It’s a Choice
We have a theology in contemporary American capitalism whose doctrines include something like the following:
- The purpose of a corporation is to make money
- A corporation belongs to the people who own it, i.e., investors and shareholders
- Any money the corporation earns belongs to owners
- Any expenses that detract from money returned to owners are subject to questioning and criticism
This is a tyranny of capital. It is rarely satisfied and knows no limits. The more it is fed, the more voraciously it behaves. It has an expectation of more, more, more, and it frequently punishes those who cannot deliver more, more, more. It believes, and is virtually unchallenged in this, that it is the most important player in the game. Absent constraint, it would eat the world.
But here’s an inconvenient fact: This theology is a choice. It is not based in any physical laws of the universe. It is a mindset developed over time and propagandized to the point of indoctrination such that no one even realizes that it doesn’t have to be this way.
You cannot divorce economic activity from social good, because the whole point of economic activity is to create social good. Making money is a powerful incentive but isn’t an end in and of itself; no one can eat it or build shelter with it. What matters is what we do with the money and how we use it to create social benefit.
If our goal were simple survival, we could all be subsistence farmers. The motivation to organize and incorporate is to create wealth to support living at more than a subsistence level. At the point when the current beliefs are no longer supporting social good, then it is time to re-examine them and make a new choice.
Self-preservation, or survival, is the goal of most organizations, for profit or nonprofit. Income that exceeds expenses is a prerequisite of self-preservation. However, prerequisite does not equal reason for being. While I must breathe in every moment as a prerequisite for living, breathing is not my reason for living.

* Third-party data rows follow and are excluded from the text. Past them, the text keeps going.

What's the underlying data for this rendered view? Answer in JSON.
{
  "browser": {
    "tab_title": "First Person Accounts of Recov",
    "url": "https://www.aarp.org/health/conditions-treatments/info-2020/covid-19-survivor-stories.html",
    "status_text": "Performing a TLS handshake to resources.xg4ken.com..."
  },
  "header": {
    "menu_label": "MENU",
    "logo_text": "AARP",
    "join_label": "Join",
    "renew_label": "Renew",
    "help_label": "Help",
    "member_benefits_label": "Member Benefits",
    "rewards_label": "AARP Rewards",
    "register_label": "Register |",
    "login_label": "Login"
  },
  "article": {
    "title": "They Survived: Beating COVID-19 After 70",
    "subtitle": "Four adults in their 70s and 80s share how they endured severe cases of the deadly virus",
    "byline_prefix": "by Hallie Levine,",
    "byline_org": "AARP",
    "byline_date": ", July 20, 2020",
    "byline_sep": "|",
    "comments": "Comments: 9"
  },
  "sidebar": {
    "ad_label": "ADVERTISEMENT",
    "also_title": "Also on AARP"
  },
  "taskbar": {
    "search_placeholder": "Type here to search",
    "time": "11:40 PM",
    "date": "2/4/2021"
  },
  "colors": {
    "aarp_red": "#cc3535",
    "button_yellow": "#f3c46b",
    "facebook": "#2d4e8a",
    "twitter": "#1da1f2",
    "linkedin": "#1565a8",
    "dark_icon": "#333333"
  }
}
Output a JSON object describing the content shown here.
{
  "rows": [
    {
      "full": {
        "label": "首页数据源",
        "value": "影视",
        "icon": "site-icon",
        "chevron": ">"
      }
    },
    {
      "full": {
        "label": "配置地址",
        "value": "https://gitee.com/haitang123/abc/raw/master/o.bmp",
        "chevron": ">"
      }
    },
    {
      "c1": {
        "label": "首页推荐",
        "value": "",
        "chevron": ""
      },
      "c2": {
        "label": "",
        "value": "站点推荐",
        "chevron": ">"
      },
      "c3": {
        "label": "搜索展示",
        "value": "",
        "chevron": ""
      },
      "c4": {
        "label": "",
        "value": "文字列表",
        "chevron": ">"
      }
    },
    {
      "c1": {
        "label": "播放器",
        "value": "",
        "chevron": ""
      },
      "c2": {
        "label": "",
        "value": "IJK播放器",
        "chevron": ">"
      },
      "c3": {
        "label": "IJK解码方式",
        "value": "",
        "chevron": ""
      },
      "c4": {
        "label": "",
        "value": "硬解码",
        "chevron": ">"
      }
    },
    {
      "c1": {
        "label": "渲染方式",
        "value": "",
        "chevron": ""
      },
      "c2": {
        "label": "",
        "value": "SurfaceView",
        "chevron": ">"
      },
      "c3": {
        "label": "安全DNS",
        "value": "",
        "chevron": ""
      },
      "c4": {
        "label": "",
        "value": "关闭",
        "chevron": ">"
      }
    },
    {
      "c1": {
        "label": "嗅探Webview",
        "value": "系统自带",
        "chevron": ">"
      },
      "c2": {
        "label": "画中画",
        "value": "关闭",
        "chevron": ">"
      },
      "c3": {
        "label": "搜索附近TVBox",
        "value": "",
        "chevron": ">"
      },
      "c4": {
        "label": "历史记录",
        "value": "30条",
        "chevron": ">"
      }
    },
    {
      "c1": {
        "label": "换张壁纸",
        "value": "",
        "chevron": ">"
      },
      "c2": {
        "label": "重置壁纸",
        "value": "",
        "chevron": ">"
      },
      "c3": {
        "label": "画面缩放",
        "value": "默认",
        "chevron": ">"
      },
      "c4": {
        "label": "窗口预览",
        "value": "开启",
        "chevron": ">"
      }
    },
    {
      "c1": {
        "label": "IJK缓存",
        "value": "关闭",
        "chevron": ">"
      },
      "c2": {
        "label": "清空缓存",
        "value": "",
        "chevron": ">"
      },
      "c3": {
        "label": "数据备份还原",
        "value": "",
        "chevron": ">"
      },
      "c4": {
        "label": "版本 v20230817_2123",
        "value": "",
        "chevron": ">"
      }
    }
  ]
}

Prerequisite and purpose have been conflated in America. A reason for being is not simply to generate profit—that’s a reason for investing. The goal of the investor has cannibalized the goal of the corporation. They are not the same.
In one, the decision-making lens is how best to maximize income. In the second, the lens is how best to deliver the product or service, which then generates income as a byproduct.
This might seem like a matter of semantics, but in fact it is a distinct difference in intention. The intention of maximizing profits is a narrow intention to serve the needs of owners only, even if doing so is detrimental to other stakeholders—though in fact the needs of those other stakeholders aren’t a consideration except as expenses to be minimized. This creates tension or conflict among stakeholders, which is a drag on momentum.
There is a danger in appropriating the investor’s intention as the corporation’s intention, because it’s narrower—and that both creates risk and misses an opportunity. The risk it creates is that the decision filter does not discourage illegal or unethical behavior, and it actually encourages it when the likelihood of being caught is low or when the penalty for being caught, whether financial or reputational, is lower than the profit potential.
Business school ethics classes have been popularized in recent years as an antidote to mitigate this risk, but they do not actually address the underlying conditions that create the risk. Only by changing the intention does the risk diminish.
The missed opportunity is in failing to define a purpose that motivates and inspires all the stakeholders, not just the owners. A purpose is aspirational and unique to each business. When the purpose of a corporation is to provide a product or service that a market needs or wants, and to generate wealth while doing so, it creates social good that stakeholders beyond just the owners can more easily align with.
Because the universe responds to thought, more people aligned with and engaged in a purpose increases the magnitude of the intention to bring to fruition the possibility inherent in the purpose. This is an approach that offers greater potential for success—both in achieving purpose and in generating income—than a narrow focus just on profit.